University flirts with top spot in Victoria’s Secret contest

| Managing Editor

Victoria's_SecretPenn State might have clinched the title for the number-one party school in the country, but Washington University may soon be the school with the sexiest underwear.

The University is currently in third place in the annual Victoria’s Secret PINK line competition. The winning schools will receive a Victoria’s Secret-sponsored collegiate clothing line that includes sweatpants, T-shirts and lingerie. Many Wash. U. students are looking forward to the variety the collection could add.

“I think it would be really interesting if we won. I don’t know much about it but I feel like Wash. U. would be a different kind of school. Plus, I’d like to see new designs for our collegiate collection,” senior Anna Studstill said.
Last year’s winners, dubbed “class of 2009,” consisted of 24 schools, including University of Missouri-Columbia.

This year’s competition may prove to be even fiercer. All four-year colleges and universities are eligible to compete, and the University is currently third in the latest round of competition, with 93,102 votes. Considering this competition, some students believe even third place is something to celebrate.

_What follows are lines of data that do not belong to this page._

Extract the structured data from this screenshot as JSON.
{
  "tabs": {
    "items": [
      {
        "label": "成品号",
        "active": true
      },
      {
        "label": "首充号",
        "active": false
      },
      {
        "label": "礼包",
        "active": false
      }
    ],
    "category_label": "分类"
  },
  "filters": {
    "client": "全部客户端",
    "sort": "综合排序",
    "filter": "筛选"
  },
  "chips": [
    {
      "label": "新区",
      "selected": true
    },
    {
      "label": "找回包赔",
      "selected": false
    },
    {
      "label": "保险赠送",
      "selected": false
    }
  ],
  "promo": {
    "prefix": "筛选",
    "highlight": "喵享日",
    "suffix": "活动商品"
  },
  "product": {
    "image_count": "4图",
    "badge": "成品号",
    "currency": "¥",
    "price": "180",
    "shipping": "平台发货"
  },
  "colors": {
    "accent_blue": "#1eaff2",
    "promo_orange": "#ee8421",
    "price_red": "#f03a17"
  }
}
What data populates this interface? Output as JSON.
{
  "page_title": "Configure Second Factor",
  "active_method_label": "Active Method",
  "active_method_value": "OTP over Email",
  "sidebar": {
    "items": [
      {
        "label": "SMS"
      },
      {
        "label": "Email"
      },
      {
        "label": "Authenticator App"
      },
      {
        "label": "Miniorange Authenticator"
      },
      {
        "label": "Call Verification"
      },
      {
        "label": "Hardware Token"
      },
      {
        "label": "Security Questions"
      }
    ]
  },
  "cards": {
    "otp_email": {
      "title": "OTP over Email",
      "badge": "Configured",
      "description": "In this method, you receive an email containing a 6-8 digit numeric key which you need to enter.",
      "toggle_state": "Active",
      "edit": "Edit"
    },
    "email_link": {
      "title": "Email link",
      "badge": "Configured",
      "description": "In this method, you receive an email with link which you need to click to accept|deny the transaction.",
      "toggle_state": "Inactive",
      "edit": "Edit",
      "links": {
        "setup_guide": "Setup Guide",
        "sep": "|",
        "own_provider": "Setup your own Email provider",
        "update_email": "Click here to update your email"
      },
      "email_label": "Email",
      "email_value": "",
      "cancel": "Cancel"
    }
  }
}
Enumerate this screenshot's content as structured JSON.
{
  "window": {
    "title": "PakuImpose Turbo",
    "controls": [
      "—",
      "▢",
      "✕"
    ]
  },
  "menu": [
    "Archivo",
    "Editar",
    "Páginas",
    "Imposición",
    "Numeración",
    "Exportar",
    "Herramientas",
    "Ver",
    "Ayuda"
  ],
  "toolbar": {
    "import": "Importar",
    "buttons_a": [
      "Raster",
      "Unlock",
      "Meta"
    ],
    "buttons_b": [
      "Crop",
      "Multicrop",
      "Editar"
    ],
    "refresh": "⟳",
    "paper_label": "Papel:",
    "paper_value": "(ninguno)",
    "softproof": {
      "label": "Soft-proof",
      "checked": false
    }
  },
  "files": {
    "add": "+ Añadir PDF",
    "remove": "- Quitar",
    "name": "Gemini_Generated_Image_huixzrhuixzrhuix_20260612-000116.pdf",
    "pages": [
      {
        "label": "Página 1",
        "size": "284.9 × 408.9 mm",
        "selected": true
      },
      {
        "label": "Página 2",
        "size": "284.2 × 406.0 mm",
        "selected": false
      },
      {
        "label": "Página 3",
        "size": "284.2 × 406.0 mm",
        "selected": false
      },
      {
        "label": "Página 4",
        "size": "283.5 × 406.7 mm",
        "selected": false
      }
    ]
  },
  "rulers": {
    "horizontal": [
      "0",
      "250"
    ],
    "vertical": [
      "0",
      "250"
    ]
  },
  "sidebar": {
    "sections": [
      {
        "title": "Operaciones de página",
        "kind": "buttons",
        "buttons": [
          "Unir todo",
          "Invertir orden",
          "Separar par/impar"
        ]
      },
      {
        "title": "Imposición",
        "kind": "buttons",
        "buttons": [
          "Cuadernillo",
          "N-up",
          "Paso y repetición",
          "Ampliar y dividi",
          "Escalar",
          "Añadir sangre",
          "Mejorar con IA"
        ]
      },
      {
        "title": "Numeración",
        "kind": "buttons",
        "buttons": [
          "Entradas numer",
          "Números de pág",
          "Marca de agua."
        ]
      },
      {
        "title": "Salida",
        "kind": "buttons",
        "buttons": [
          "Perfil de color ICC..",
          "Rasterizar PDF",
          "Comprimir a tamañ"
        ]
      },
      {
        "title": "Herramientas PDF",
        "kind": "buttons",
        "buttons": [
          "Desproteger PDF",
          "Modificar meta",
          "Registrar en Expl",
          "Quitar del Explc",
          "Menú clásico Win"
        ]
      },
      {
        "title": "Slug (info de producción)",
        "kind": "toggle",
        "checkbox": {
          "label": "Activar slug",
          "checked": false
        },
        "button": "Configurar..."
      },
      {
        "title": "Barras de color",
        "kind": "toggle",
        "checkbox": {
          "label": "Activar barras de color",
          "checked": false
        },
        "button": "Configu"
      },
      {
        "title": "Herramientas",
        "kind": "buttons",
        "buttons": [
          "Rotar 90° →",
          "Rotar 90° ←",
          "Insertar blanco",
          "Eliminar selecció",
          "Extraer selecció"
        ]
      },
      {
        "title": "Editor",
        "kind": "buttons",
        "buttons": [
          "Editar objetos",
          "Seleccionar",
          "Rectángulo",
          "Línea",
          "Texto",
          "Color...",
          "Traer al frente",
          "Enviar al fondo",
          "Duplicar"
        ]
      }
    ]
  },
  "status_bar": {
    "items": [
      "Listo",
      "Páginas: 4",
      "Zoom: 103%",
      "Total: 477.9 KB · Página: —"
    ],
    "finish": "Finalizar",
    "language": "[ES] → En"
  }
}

“I’m glad we’re number three,” freshman Joanne Li said. “A lot of the schools they had were really big.”

The top school, Rochester Institute of Technology, currently sports 109,366 votes in the competition.

To boost the University’s rankings, the Facebook group “Washington University in St. Louis for Victoria Secret” sent out a mass message to group members on Aug. 19, urging them to vote.
This Facebook group grew out of the one designed for the incoming freshman class, according to freshman Adam Cheng. Most of its 745 members are freshmen.

Cheng, one of the group’s administrators, invited his fellow students to join the cause. He claimed that the last time he sent a message, more than 30,000 votes were cast in under 24 hours. Washington University gained over 6,000 votes after the most recent push, but the school still remains in third place behind Rochester and the United States Marine Corps University.

As the competition heats up, some students are speaking out against it. Sophomore Justin Taylor was invited to join the Facebook group but declined, saying that Washington University does not need this connection to Victoria’s Secret.

“I don’t want this at all,” Taylor said. “We are a 150-year-old academic institution and we don’t need this.”

Cheng disagrees that this association with Victoria’s Secret would have any negative impact on the school or on its academic reputation. He believes that winning this contest would just mean that students could buy new clothes with Wash. U. pride.

“I think the students here are just like everyone else. We are young, we’re trendy and we like things that are new and fashionable. The name is still going to be prestigious even if we get new clothing,” Cheng said.

And there are other benefits, Cheng said, like school spirit and a way to connect to your fellow classmates.

Whether the Victoria’s Secret competition does “bring the school together” as Cheng believes it would, or becomes an unnecessary distraction, the clothing competition continues with Wash. U. as the underdog that has proved a competitive presence.

Students can monitor results and vote up to once a day at http://www.vspink.com/nomi​nate_your_school.jsp.